→ **Exercise goal**: Each record is to be duplicated exactly, with nothing added.

→ **Element data from apps and pages**:
== Segment start ==
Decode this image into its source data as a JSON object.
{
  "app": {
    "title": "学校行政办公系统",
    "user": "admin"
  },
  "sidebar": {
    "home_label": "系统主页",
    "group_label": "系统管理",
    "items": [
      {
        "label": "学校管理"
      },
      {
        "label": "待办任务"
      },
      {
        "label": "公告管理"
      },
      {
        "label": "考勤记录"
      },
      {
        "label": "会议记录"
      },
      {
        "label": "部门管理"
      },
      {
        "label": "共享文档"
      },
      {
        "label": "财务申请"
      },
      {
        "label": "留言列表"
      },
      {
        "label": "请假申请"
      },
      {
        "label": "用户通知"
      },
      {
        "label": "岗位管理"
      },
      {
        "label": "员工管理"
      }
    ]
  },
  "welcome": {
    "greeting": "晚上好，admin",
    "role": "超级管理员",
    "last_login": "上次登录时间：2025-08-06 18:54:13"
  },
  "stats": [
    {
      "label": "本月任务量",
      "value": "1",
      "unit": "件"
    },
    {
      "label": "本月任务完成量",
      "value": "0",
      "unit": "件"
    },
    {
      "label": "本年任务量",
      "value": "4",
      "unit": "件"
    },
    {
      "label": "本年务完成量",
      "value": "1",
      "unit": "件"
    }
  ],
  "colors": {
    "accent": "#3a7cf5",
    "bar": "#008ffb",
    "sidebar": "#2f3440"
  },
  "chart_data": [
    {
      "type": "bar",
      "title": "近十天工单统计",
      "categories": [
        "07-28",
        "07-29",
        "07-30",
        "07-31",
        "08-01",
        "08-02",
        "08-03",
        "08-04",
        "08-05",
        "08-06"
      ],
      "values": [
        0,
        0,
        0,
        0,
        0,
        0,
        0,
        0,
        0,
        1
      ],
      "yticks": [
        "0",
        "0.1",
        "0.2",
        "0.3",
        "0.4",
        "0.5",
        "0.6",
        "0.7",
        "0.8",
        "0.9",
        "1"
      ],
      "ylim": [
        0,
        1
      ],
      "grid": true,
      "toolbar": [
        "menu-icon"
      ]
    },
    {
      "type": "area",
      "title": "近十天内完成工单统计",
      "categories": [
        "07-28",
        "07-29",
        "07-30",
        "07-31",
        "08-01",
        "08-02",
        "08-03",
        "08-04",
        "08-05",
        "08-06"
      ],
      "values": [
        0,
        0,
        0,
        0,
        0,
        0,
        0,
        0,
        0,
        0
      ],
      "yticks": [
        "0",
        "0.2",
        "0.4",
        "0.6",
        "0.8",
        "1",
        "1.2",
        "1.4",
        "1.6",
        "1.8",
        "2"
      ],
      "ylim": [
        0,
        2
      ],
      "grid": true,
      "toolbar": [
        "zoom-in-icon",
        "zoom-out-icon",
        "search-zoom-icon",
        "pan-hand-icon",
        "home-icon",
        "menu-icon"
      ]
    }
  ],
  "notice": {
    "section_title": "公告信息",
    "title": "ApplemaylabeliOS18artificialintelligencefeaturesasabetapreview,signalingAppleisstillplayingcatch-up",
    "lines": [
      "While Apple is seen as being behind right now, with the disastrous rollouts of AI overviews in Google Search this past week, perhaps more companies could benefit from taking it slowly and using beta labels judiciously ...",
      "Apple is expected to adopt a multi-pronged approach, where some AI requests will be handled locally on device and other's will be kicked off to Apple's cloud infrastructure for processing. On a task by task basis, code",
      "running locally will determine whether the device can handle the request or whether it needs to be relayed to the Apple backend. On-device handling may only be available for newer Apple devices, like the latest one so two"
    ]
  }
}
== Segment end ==
→ **Output**:
Decode this image into its source data as a JSON object.
{
  "app": {
    "title": "学校行政办公系统",
    "user": "admin"
  },
  "sidebar": {
    "home_label": "系统主页",
    "group_label": "系统管理",
    "items": [
      {
        "label": "学校管理"
      },
      {
        "label": "待办任务"
      },
      {
        "label": "公告管理"
      },
      {
        "label": "考勤记录"
      },
      {
        "label": "会议记录"
      },
      {
        "label": "部门管理"
      },
      {
        "label": "共享文档"
      },
      {
        "label": "财务申请"
      },
      {
        "label": "留言列表"
      },
      {
        "label": "请假申请"
      },
      {
        "label": "用户通知"
      },
      {
        "label": "岗位管理"
      },
      {
        "label": "员工管理"
      }
    ]
  },
  "welcome": {
    "greeting": "晚上好，admin",
    "role": "超级管理员",
    "last_login": "上次登录时间：2025-08-06 18:54:13"
  },
  "stats": [
    {
      "label": "本月任务量",
      "value": "1",
      "unit": "件"
    },
    {
      "label": "本月任务完成量",
      "value": "0",
      "unit": "件"
    },
    {
      "label": "本年任务量",
      "value": "4",
      "unit": "件"
    },
    {
      "label": "本年务完成量",
      "value": "1",
      "unit": "件"
    }
  ],
  "colors": {
    "accent": "#3a7cf5",
    "bar": "#008ffb",
    "sidebar": "#2f3440"
  },
  "chart_data": [
    {
      "type": "bar",
      "title": "近十天工单统计",
      "categories": [
        "07-28",
        "07-29",
        "07-30",
        "07-31",
        "08-01",
        "08-02",
        "08-03",
        "08-04",
        "08-05",
        "08-06"
      ],
      "values": [
        0,
        0,
        0,
        0,
        0,
        0,
        0,
        0,
        0,
        1
      ],
      "yticks": [
        "0",
        "0.1",
        "0.2",
        "0.3",
        "0.4",
        "0.5",
        "0.6",
        "0.7",
        "0.8",
        "0.9",
        "1"
      ],
      "ylim": [
        0,
        1
      ],
      "grid": true,
      "toolbar": [
        "menu-icon"
      ]
    },
    {
      "type": "area",
      "title": "近十天内完成工单统计",
      "categories": [
        "07-28",
        "07-29",
        "07-30",
        "07-31",
        "08-01",
        "08-02",
        "08-03",
        "08-04",
        "08-05",
        "08-06"
      ],
      "values": [
        0,
        0,
        0,
        0,
        0,
        0,
        0,
        0,
        0,
        0
      ],
      "yticks": [
        "0",
        "0.2",
        "0.4",
        "0.6",
        "0.8",
        "1",
        "1.2",
        "1.4",
        "1.6",
        "1.8",
        "2"
      ],
      "ylim": [
        0,
        2
      ],
      "grid": true,
      "toolbar": [
        "zoom-in-icon",
        "zoom-out-icon",
        "search-zoom-icon",
        "pan-hand-icon",
        "home-icon",
        "menu-icon"
      ]
    }
  ],
  "notice": {
    "section_title": "公告信息",
    "title": "ApplemaylabeliOS18artificialintelligencefeaturesasabetapreview,signalingAppleisstillplayingcatch-up",
    "lines": [
      "While Apple is seen as being behind right now, with the disastrous rollouts of AI overviews in Google Search this past week, perhaps more companies could benefit from taking it slowly and using beta labels judiciously ...",
      "Apple is expected to adopt a multi-pronged approach, where some AI requests will be handled locally on device and other's will be kicked off to Apple's cloud infrastructure for processing. On a task by task basis, code",
      "running locally will determine whether the device can handle the request or whether it needs to be relayed to the Apple backend. On-device handling may only be available for newer Apple devices, like the latest one so two"
    ]
  }
}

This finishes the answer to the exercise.